The Temptation to Fight
The temptation to stand in opposition to a perceived injustice is strong. What we often fail to realise is that standing in oppostion does not create peace, it perpetuaes struggle.
The terrorists the west fears are not mindless automotons duped into self destruction by manipulative masters. Rather, they give their lives in opposition to a world they cannot comprehend or accept. Is their motivation or intent diffferent than those who give their lives opposing the terrorist's world view - which they can neither comprehend or accept?
The results of humans standing in opposition to one another are always the same;death and destruction. The dead of the World Trade Center and the estimated 30,000 Iraqi civilians dead as "collateral damage" in our response are all innocent victims.
In the words of Gandhi, we must "...be the change we want to see in the world." We cannot create peace by standing in opposition - by being conflict. We must be peace.
Buddhist Peace Fellowship Canada
The Official Blog of the Buddhist Peace Fellowship's Canadian Chapters"...There is no way to peace; peace is the way. There is no way to enlightenment; enlightenment is the way. There is no way to liberation; liberation is the way." (Thich Nhat Hanh)
Sunday, February 26, 2006
The Temptation to Fight
Monday, January 16, 2006
Ties that Bind
"...There is no way to peace; peace is the way..."
It is Martin Luther King Day in the United States. A man who did more to further the concept of non-violent dissent than anyone since Gandhi. His Letter from a Birmingham Jail, is a a must read classic in the annals of civil disobedience.
There are significant ties between Buddhism and Dr. King. In 1967, Dr. Martin Luther King, Jr., himself a Nobel Peace Prize winner, nominated a Vietnamese monk working for peace and reconciliation for that same honor; Thich Nhat Hahn.
Review the lives of these two men, one a Christian minister, the other a Zen Buddhist monk, and you will see a steadfast belief in both the possibilities for humanity's future and the strength of a commitment to a life of non-violent action.
In Buddhist thought, action is problematic. The Sanskrit word "Karma" directly translates into English as "action". All actions create reactions - the "wheel of Karma". The teachings on Karma state that for every event that occurs, there will follow another event whose existence was caused by the first, and this second event will be pleasant or unpleasant according as its cause was skillful or unskillful. If an action is caused by craving, attachment, the desire for a paticular outcome, it is considered unskillful. If an action is selfless, and is not caused by craving, attachment or the desire for a particular outcome, it is considered skillful.
As non-violent workers for peace we, ostensibly, have a desired outcome. As Buddhists, we wish to "step off" the Wheel of Karma.
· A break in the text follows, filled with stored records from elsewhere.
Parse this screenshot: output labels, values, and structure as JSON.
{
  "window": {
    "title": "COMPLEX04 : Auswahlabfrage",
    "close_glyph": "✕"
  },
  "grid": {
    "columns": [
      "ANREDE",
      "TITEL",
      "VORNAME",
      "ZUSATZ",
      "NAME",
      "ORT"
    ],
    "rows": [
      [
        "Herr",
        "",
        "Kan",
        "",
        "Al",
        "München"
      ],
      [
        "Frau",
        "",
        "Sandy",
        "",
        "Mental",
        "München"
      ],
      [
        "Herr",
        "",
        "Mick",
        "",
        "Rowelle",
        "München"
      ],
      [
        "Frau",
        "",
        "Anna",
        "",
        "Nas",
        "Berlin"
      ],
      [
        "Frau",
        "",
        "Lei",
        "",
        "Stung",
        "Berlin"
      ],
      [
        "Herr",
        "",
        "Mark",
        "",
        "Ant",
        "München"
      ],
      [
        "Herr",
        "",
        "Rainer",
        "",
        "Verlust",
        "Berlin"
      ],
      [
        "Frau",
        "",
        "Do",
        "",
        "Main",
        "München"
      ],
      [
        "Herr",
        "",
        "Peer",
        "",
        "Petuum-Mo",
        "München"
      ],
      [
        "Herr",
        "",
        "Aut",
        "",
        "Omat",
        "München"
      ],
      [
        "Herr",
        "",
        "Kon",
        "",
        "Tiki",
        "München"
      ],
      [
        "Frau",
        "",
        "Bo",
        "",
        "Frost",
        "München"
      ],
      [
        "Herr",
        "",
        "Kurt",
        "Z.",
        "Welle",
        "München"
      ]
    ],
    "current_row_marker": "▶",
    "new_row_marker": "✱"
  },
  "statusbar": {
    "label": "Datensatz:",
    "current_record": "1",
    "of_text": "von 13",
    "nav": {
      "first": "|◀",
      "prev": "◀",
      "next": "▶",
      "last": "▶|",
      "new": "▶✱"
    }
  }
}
How do we reconcile these two realities?
I believe the answer is presented in the words of Thich Nhat Hahn that open this posting. We must not work in the cause of peace, we must be peace. Only by being peace do we bring it into the world without karmic binds.
Monday, May 23, 2005
"...the modern economist...is used to measuring the "standard of living" by the amount of annual consumption, assuming all the time that a man who consumes more is "better off" than a man who consumes less. A Buddhist economist would consider this approach excessively irrational: since consumption is merely a means to human well-being, the aim should be to obtain the maximum of well-being with the minimum of consumption." (E.F. Schumacher, "Buddhist Economics", from Small is Beautiful)
Tuesday, May 17, 2005
Sunday, May 15, 2005
This is what should be done By one who is skilled in goodness
And who knows the path of peace:
Let them be able and upright,
Straightforward and gentle in speech.
Humble and not conceited,
Contented and easily satisfied Unburdened with duties
and frugal in their ways.
Peaceful and calm, and wise and skilful,
Not proud and demanding in nature.
Let them not do the slightest thing
That the wise would later reprove.
Wishing: in gladness and in safety,
May all beings be at ease.
Whatever living beings there may be;
Whether they are weak or strong, omitting none,
The great or the mighty, medium, short or small,
The seen and the unseen,
Those living near and far away,
Those born and to-be-born
May all beings be at ease!
Let none deceive another, or
despise any being in any way
Let none through anger or ill-will
Wish harm upon another.
Even as a mother protects with her life
Her child, her only child,
So with a boundless heart
Should one cherish all living beings;
Radiating kindness over the entire world:
Spreading upwards to the skies,
And downwards to the depths;
Outwards and unbounded,
Freed from hatred and ill-will.
Whether standing or walking, seated or lying down,
Free from drowsiness,
One should sustain this recollection.
This is said to be the sublime abiding.
By not holding to fixed views,
The true-hearted one, having clarity of vision,
Being freed from all sense desires,
Is not born again into this world "